* _WORK TASK_: A word-for-word restatement of every entry is what is needed here.

**** THE INPUT

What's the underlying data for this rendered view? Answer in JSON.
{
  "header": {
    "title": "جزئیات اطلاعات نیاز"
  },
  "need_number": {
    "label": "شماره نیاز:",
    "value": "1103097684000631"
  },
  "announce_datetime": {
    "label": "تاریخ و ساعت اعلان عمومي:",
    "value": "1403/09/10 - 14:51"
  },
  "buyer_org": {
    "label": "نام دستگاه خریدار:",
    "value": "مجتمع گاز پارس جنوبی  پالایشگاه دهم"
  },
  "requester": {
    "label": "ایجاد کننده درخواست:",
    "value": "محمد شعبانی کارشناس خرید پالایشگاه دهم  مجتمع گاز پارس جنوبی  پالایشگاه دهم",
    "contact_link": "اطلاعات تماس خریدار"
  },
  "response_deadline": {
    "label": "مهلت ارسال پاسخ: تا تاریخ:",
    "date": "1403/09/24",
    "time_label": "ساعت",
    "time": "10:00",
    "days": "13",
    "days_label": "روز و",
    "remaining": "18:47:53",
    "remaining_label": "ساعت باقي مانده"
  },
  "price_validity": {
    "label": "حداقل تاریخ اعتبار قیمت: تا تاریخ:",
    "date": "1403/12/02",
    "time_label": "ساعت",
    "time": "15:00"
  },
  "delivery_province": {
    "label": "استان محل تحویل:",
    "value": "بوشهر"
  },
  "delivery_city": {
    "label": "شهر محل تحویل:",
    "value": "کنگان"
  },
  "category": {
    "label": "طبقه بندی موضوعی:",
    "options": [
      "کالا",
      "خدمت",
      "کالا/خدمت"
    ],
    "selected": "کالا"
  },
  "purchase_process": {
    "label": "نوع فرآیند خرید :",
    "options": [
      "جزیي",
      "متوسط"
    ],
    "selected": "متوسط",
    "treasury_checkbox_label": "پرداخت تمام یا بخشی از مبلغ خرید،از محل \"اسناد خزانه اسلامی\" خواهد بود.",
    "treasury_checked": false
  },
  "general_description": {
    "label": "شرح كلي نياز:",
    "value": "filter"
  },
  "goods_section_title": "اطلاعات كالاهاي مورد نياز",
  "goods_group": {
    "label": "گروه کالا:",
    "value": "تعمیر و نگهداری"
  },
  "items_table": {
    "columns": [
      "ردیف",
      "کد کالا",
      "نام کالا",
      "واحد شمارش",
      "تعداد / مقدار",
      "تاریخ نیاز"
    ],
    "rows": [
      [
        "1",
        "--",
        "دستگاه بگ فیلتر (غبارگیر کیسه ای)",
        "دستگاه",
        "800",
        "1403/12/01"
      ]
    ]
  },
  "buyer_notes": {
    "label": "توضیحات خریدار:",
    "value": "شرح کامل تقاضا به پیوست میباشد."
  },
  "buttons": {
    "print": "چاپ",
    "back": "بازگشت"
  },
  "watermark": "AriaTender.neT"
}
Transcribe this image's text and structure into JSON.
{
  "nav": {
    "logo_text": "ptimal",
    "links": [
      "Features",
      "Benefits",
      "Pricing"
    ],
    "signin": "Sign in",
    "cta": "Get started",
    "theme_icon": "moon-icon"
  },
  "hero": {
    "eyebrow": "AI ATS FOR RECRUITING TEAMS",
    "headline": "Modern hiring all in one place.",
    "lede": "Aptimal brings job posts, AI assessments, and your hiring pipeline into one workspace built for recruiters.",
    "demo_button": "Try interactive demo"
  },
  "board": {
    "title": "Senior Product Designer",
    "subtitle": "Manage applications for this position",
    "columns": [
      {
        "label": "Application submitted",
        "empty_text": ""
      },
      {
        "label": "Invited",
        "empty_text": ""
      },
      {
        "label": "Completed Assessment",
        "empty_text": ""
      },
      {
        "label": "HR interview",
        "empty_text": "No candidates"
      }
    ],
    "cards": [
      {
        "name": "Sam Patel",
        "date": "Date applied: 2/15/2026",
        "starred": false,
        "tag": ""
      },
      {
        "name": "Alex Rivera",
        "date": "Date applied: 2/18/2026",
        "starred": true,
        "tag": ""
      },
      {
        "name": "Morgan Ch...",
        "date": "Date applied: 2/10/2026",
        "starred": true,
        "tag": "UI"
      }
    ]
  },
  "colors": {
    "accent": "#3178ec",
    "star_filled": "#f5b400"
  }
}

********

* _EXERCISE ANSWER_:
What's the underlying data for this rendered view? Answer in JSON.
{
  "header": {
    "title": "جزئیات اطلاعات نیاز"
  },
  "need_number": {
    "label": "شماره نیاز:",
    "value": "1103097684000631"
  },
  "announce_datetime": {
    "label": "تاریخ و ساعت اعلان عمومي:",
    "value": "1403/09/10 - 14:51"
  },
  "buyer_org": {
    "label": "نام دستگاه خریدار:",
    "value": "مجتمع گاز پارس جنوبی  پالایشگاه دهم"
  },
  "requester": {
    "label": "ایجاد کننده درخواست:",
    "value": "محمد شعبانی کارشناس خرید پالایشگاه دهم  مجتمع گاز پارس جنوبی  پالایشگاه دهم",
    "contact_link": "اطلاعات تماس خریدار"
  },
  "response_deadline": {
    "label": "مهلت ارسال پاسخ: تا تاریخ:",
    "date": "1403/09/24",
    "time_label": "ساعت",
    "time": "10:00",
    "days": "13",
    "days_label": "روز و",
    "remaining": "18:47:53",
    "remaining_label": "ساعت باقي مانده"
  },
  "price_validity": {
    "label": "حداقل تاریخ اعتبار قیمت: تا تاریخ:",
    "date": "1403/12/02",
    "time_label": "ساعت",
    "time": "15:00"
  },
  "delivery_province": {
    "label": "استان محل تحویل:",
    "value": "بوشهر"
  },
  "delivery_city": {
    "label": "شهر محل تحویل:",
    "value": "کنگان"
  },
  "category": {
    "label": "طبقه بندی موضوعی:",
    "options": [
      "کالا",
      "خدمت",
      "کالا/خدمت"
    ],
    "selected": "کالا"
  },
  "purchase_process": {
    "label": "نوع فرآیند خرید :",
    "options": [
      "جزیي",
      "متوسط"
    ],
    "selected": "متوسط",
    "treasury_checkbox_label": "پرداخت تمام یا بخشی از مبلغ خرید،از محل \"اسناد خزانه اسلامی\" خواهد بود.",
    "treasury_checked": false
  },
  "general_description": {
    "label": "شرح كلي نياز:",
    "value": "filter"
  },
  "goods_section_title": "اطلاعات كالاهاي مورد نياز",
  "goods_group": {
    "label": "گروه کالا:",
    "value": "تعمیر و نگهداری"
  },
  "items_table": {
    "columns": [
      "ردیف",
      "کد کالا",
      "نام کالا",
      "واحد شمارش",
      "تعداد / مقدار",
      "تاریخ نیاز"
    ],
    "rows": [
      [
        "1",
        "--",
        "دستگاه بگ فیلتر (غبارگیر کیسه ای)",
        "دستگاه",
        "800",
        "1403/12/01"
      ]
    ]
  },
  "buyer_notes": {
    "label": "توضیحات خریدار:",
    "value": "شرح کامل تقاضا به پیوست میباشد."
  },
  "buttons": {
    "print": "چاپ",
    "back": "بازگشت"
  },
  "watermark": "AriaTender.neT"
}
Transcribe this image's text and structure into JSON.
{
  "nav": {
    "logo_text": "ptimal",
    "links": [
      "Features",
      "Benefits",
      "Pricing"
    ],
    "signin": "Sign in",
    "cta": "Get started",
    "theme_icon": "moon-icon"
  },
  "hero": {
    "eyebrow": "AI ATS FOR RECRUITING TEAMS",
    "headline": "Modern hiring all in one place.",
    "lede": "Aptimal brings job posts, AI assessments, and your hiring pipeline into one workspace built for recruiters.",
    "demo_button": "Try interactive demo"
  },
  "board": {
    "title": "Senior Product Designer",
    "subtitle": "Manage applications for this position",
    "columns": [
      {
        "label": "Application submitted",
        "empty_text": ""
      },
      {
        "label": "Invited",
        "empty_text": ""
      },
      {
        "label": "Completed Assessment",
        "empty_text": ""
      },
      {
        "label": "HR interview",
        "empty_text": "No candidates"
      }
    ],
    "cards": [
      {
        "name": "Sam Patel",
        "date": "Date applied: 2/15/2026",
        "starred": false,
        "tag": ""
      },
      {
        "name": "Alex Rivera",
        "date": "Date applied: 2/18/2026",
        "starred": true,
        "tag": ""
      },
      {
        "name": "Morgan Ch...",
        "date": "Date applied: 2/10/2026",
        "starred": true,
        "tag": "UI"
      }
    ]
  },
  "colors": {
    "accent": "#3178ec",
    "star_filled": "#f5b400"
  }
}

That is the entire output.